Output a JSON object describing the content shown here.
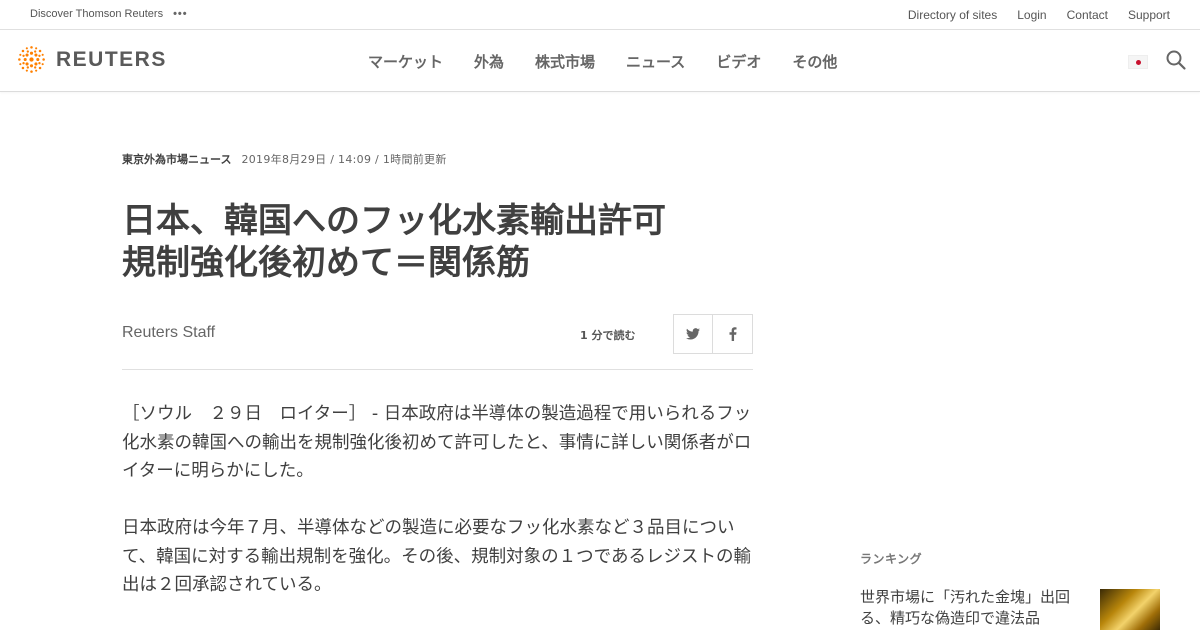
{
  "utility": {
    "discover": "Discover Thomson Reuters",
    "links": [
      "Directory of sites",
      "Login",
      "Contact",
      "Support"
    ]
  },
  "header": {
    "logo_text": "REUTERS",
    "nav": [
      "マーケット",
      "外為",
      "株式市場",
      "ニュース",
      "ビデオ",
      "その他"
    ],
    "search_icon": "search-icon",
    "flag_icon": "japan-flag-icon"
  },
  "article": {
    "section": "東京外為市場ニュース",
    "date": "2019年8月29日 / 14:09 / 1時間前更新",
    "headline_line1": "日本、韓国へのフッ化水素輸出許可",
    "headline_line2": "規制強化後初めて＝関係筋",
    "byline": "Reuters Staff",
    "read_time": "1 分で読む",
    "share_icons": [
      "twitter-icon",
      "facebook-icon"
    ],
    "paragraphs": [
      "［ソウル　２９日　ロイター］ - 日本政府は半導体の製造過程で用いられるフッ化水素の韓国への輸出を規制強化後初めて許可したと、事情に詳しい関係者がロイターに明らかにした。",
      "日本政府は今年７月、半導体などの製造に必要なフッ化水素など３品目について、韓国に対する輸出規制を強化。その後、規制対象の１つであるレジストの輸出は２回承認されている。"
    ]
  },
  "sidebar": {
    "ranking_label": "ランキング",
    "top_story": "世界市場に「汚れた金塊」出回る、精巧な偽造印で違法品"
  },
  "colors": {
    "logo_orange": "#ff8000",
    "text": "#404040"
  }
}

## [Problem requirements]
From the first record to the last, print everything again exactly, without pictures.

## [Reply]
Output a JSON object describing the content shown here.
{
  "utility": {
    "discover": "Discover Thomson Reuters",
    "links": [
      "Directory of sites",
      "Login",
      "Contact",
      "Support"
    ]
  },
  "header": {
    "logo_text": "REUTERS",
    "nav": [
      "マーケット",
      "外為",
      "株式市場",
      "ニュース",
      "ビデオ",
      "その他"
    ],
    "search_icon": "search-icon",
    "flag_icon": "japan-flag-icon"
  },
  "article": {
    "section": "東京外為市場ニュース",
    "date": "2019年8月29日 / 14:09 / 1時間前更新",
    "headline_line1": "日本、韓国へのフッ化水素輸出許可",
    "headline_line2": "規制強化後初めて＝関係筋",
    "byline": "Reuters Staff",
    "read_time": "1 分で読む",
    "share_icons": [
      "twitter-icon",
      "facebook-icon"
    ],
    "paragraphs": [
      "［ソウル　２９日　ロイター］ - 日本政府は半導体の製造過程で用いられるフッ化水素の韓国への輸出を規制強化後初めて許可したと、事情に詳しい関係者がロイターに明らかにした。",
      "日本政府は今年７月、半導体などの製造に必要なフッ化水素など３品目について、韓国に対する輸出規制を強化。その後、規制対象の１つであるレジストの輸出は２回承認されている。"
    ]
  },
  "sidebar": {
    "ranking_label": "ランキング",
    "top_story": "世界市場に「汚れた金塊」出回る、精巧な偽造印で違法品"
  },
  "colors": {
    "logo_orange": "#ff8000",
    "text": "#404040"
  }
}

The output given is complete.